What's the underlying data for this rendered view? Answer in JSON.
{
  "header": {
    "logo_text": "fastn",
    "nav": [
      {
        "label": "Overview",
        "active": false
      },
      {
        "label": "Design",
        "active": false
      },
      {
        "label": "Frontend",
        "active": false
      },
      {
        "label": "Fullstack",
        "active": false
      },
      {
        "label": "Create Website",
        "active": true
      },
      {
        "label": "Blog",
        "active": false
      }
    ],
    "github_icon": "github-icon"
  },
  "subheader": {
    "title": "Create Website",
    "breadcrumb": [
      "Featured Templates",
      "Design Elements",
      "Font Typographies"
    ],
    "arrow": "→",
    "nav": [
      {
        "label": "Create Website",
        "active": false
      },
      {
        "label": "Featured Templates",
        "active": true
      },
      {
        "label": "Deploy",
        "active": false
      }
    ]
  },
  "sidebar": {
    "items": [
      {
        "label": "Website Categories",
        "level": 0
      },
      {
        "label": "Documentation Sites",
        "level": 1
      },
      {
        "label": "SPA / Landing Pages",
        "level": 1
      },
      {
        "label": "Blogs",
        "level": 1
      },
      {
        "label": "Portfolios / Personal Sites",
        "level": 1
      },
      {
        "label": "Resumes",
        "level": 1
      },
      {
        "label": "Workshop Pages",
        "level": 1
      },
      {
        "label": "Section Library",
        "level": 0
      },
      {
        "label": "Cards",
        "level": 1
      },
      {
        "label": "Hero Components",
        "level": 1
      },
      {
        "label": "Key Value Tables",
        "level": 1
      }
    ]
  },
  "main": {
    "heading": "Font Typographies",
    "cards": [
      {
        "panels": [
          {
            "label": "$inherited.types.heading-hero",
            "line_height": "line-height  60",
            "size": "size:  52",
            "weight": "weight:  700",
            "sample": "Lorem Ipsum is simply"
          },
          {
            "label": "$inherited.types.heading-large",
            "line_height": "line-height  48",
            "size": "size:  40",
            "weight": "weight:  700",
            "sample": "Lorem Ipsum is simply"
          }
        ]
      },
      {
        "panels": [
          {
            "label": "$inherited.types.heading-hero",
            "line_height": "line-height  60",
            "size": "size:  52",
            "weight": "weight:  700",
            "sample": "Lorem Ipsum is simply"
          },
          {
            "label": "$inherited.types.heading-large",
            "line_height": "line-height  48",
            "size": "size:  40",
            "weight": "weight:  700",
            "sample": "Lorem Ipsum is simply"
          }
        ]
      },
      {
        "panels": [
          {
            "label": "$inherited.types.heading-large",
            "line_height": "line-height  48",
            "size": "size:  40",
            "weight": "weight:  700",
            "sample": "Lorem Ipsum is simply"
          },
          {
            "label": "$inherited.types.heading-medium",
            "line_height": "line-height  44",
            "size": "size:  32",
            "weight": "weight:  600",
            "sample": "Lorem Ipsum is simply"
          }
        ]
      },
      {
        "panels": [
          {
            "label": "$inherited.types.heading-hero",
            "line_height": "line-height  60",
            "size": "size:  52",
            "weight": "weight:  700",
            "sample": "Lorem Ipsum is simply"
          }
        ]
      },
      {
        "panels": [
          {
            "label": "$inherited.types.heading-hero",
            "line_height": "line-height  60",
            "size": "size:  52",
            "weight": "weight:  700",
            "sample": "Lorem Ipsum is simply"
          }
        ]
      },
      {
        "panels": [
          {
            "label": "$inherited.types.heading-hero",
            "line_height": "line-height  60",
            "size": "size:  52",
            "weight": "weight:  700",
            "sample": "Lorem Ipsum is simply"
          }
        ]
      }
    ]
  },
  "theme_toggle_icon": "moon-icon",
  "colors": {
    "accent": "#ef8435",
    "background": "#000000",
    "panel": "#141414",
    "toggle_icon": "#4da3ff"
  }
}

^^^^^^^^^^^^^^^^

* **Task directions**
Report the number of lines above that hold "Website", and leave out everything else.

* **Reply to the task**
4